**WHAT TO DO:** Look through the entries below for the string "凭证明细", and copy each line where it is found.

(Items from an interface collection)
※ ※ ※

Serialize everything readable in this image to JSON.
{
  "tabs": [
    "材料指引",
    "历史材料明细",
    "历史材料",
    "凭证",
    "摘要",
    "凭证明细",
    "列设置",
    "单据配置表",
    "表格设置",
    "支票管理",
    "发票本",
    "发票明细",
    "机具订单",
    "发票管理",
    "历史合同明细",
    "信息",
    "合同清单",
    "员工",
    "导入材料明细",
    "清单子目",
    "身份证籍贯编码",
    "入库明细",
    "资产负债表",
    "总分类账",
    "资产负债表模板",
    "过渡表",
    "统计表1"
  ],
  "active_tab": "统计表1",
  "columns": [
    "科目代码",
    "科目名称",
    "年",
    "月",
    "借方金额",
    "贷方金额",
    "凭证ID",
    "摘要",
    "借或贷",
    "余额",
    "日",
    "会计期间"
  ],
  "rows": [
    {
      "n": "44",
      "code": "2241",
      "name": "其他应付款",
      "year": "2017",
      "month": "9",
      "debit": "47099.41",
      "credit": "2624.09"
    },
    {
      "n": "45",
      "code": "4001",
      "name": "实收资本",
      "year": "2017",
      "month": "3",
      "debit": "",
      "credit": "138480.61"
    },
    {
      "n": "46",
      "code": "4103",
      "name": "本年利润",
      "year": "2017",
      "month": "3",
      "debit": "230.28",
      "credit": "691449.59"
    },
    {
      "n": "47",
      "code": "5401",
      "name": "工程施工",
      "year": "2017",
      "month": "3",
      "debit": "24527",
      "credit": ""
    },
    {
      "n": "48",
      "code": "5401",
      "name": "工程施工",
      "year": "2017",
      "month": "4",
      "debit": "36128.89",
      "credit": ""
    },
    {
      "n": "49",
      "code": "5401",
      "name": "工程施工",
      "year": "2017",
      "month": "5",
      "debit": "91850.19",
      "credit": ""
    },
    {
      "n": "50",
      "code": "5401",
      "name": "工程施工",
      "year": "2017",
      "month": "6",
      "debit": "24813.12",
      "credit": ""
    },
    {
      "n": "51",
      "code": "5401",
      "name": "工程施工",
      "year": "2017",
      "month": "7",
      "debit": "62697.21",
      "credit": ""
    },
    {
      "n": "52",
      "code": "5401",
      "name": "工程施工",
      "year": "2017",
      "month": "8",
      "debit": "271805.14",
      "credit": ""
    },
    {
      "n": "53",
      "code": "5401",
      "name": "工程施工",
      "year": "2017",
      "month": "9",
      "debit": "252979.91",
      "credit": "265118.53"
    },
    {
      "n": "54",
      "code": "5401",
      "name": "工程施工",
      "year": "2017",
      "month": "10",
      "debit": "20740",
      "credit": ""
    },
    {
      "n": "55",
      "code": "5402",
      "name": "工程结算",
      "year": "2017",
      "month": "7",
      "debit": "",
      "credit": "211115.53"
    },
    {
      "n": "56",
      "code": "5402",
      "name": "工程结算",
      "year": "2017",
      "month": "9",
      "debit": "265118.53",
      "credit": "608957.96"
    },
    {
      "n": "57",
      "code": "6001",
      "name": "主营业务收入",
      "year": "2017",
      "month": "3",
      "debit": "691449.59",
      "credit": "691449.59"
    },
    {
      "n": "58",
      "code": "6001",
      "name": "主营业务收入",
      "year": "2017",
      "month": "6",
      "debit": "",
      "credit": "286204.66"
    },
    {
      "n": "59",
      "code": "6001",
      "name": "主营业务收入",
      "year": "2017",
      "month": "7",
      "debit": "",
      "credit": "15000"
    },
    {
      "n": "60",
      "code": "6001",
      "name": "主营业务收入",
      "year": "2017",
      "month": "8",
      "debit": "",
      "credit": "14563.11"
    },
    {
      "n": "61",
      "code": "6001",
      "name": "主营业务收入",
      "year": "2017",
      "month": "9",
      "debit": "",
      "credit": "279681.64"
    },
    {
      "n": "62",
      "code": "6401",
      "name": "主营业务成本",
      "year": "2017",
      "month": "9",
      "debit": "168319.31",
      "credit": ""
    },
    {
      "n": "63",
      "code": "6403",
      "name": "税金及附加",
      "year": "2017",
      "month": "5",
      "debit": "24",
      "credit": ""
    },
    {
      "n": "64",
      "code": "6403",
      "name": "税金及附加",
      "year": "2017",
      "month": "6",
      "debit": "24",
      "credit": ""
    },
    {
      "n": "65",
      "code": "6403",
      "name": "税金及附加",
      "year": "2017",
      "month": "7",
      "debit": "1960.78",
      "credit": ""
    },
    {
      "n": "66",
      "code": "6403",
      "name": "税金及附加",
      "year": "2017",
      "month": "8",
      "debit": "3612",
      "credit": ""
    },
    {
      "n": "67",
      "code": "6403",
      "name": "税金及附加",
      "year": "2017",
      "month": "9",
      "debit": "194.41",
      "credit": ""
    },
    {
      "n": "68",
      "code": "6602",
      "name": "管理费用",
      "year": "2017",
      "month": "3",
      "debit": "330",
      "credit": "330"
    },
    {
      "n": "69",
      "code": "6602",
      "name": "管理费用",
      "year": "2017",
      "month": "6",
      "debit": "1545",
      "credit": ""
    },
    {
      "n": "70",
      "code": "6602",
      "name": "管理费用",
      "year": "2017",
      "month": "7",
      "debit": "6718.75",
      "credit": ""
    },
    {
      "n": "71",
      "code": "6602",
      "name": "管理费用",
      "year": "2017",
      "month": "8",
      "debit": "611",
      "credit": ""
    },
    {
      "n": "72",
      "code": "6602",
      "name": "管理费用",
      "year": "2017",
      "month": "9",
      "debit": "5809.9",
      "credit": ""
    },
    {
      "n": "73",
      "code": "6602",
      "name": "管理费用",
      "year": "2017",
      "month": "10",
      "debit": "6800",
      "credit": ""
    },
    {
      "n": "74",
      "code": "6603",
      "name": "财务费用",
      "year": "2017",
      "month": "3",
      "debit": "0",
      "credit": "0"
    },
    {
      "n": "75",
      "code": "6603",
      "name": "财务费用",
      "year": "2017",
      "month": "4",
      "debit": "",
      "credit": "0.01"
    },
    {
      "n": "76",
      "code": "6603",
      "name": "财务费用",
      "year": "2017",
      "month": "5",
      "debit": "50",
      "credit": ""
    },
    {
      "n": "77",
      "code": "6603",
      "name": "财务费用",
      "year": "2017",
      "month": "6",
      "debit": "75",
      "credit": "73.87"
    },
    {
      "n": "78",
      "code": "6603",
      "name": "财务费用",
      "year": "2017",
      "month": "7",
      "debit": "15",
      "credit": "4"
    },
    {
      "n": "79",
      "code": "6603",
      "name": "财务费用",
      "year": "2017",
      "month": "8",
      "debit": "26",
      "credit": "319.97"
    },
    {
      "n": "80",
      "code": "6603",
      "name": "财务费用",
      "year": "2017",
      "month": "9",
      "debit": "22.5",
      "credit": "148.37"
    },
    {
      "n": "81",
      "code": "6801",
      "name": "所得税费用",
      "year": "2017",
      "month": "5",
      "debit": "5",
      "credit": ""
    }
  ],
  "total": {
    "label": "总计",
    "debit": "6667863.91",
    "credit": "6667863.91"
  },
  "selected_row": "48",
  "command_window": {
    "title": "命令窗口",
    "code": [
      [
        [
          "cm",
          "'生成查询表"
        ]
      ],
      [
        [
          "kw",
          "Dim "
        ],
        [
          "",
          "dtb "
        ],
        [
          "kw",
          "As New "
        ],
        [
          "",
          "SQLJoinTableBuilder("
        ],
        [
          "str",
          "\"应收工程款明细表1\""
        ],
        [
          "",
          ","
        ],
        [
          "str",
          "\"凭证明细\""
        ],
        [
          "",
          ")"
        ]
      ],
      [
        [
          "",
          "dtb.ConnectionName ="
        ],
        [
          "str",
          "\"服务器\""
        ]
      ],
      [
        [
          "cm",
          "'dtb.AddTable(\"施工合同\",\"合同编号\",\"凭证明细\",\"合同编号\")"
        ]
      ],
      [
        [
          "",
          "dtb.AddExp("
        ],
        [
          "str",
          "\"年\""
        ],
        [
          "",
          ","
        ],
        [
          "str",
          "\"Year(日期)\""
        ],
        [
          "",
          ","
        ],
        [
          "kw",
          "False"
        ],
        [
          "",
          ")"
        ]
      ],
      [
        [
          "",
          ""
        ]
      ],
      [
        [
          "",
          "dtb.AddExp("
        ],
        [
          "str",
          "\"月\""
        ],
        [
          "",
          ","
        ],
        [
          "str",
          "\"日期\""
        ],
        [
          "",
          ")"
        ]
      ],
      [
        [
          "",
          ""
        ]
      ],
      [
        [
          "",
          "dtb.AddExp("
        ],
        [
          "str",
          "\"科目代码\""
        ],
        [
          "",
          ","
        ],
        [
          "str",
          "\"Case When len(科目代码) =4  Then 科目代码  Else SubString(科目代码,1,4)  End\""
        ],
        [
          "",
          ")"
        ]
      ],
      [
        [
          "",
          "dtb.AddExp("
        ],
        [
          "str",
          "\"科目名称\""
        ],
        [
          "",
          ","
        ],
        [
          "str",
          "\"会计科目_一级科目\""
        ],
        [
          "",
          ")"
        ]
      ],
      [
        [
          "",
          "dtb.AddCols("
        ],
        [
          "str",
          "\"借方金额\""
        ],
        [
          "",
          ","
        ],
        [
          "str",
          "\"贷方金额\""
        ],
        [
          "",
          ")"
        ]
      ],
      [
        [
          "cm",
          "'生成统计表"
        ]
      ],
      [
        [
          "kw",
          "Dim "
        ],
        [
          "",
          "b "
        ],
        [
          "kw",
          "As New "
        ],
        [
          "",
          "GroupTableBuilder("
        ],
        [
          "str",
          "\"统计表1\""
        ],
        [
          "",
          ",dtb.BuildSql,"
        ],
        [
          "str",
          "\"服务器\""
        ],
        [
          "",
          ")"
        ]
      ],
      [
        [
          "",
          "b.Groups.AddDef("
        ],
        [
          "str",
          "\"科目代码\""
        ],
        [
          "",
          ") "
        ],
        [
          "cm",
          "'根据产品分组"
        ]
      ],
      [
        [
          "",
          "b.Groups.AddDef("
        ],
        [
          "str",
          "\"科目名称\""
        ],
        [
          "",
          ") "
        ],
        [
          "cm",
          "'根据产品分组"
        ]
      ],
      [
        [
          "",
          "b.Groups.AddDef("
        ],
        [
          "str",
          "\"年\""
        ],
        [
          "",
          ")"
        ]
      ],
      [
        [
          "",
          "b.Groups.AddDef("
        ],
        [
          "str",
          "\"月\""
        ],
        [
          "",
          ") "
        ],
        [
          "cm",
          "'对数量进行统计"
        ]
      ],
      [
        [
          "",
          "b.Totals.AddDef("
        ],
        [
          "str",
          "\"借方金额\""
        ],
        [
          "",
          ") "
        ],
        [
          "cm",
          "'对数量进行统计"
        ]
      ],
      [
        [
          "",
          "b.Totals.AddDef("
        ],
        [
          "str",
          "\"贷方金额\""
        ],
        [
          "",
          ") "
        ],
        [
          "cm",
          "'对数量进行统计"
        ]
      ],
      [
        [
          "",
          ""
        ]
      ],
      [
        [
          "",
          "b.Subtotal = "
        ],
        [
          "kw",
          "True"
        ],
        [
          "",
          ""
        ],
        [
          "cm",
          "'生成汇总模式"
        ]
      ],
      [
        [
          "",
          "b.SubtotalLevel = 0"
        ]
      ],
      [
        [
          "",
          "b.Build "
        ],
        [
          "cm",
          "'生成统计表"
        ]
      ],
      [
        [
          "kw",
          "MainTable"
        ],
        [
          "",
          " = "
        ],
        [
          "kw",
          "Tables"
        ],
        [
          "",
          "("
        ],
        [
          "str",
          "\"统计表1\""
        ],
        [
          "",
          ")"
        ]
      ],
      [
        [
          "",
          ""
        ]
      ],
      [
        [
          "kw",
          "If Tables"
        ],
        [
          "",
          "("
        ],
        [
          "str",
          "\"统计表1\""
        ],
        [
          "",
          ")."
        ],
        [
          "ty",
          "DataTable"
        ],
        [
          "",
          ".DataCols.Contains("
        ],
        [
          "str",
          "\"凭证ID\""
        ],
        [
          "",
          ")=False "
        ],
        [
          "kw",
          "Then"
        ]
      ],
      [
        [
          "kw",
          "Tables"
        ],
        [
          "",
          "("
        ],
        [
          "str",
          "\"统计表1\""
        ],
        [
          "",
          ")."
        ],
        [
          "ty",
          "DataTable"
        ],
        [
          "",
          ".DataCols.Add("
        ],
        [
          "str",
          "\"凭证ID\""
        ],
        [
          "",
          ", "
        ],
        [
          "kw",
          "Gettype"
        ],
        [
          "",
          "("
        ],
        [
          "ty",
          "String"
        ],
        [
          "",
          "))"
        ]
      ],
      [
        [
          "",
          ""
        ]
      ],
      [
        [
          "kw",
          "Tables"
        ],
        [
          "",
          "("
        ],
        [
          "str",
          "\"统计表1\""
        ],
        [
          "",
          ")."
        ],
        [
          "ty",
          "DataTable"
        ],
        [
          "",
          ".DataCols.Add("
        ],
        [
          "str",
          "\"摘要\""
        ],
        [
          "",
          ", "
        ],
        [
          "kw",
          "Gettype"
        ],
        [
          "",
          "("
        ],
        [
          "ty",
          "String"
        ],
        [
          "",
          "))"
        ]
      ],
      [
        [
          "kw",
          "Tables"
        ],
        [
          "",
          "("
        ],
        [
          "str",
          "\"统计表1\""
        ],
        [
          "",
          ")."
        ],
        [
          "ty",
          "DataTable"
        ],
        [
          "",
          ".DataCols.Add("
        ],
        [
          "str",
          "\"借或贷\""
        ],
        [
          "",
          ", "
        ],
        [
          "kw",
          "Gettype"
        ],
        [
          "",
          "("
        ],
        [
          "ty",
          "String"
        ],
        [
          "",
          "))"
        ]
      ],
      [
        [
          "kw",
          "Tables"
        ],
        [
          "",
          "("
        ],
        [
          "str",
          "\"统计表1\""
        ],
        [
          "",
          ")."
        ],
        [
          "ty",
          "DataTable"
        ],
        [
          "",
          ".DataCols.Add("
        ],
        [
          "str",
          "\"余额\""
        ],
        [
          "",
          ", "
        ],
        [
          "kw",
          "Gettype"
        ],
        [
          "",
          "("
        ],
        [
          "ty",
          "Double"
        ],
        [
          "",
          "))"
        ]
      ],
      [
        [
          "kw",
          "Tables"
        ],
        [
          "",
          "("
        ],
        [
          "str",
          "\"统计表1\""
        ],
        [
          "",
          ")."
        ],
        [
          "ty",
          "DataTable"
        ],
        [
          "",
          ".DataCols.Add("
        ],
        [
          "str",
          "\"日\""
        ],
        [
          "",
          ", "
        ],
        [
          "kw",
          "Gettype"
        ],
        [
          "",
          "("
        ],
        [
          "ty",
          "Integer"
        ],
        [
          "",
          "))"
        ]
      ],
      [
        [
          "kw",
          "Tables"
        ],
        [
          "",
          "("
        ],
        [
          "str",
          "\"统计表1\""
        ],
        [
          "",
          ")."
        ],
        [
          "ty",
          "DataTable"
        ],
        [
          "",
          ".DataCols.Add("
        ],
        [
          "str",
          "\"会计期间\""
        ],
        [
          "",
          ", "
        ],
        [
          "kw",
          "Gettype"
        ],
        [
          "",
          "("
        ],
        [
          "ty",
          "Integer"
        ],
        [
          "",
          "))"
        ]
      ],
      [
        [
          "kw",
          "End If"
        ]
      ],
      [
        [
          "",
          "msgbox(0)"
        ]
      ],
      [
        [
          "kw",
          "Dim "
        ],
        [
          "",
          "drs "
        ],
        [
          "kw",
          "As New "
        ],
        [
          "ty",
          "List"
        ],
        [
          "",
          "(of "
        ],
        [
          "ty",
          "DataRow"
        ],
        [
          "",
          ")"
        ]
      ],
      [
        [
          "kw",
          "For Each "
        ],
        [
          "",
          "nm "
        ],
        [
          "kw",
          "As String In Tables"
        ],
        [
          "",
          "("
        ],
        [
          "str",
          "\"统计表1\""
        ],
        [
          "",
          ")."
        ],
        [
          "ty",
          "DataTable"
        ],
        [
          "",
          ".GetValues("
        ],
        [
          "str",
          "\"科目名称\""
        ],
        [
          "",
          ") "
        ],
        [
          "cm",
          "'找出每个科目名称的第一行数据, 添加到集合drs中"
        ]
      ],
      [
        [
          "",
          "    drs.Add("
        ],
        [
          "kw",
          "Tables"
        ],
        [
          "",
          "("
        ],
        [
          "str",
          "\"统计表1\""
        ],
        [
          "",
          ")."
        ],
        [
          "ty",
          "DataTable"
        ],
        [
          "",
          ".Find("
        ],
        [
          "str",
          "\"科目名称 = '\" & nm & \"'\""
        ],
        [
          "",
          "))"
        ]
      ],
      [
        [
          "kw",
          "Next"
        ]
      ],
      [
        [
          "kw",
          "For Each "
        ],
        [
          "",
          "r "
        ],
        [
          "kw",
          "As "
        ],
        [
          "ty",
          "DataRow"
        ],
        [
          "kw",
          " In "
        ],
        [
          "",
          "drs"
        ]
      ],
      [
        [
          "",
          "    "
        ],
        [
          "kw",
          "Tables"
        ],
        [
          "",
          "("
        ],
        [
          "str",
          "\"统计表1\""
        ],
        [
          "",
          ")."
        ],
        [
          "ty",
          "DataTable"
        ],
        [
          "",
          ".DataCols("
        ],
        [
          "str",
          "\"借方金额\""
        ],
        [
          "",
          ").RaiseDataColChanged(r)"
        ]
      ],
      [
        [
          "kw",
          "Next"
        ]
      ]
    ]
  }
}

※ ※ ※

**SOLVED EXERCISE:**
    "凭证明细",
          "\"凭证明细\""
          "'dtb.AddTable(\"施工合同\",\"合同编号\",\"凭证明细\",\"合同编号\")"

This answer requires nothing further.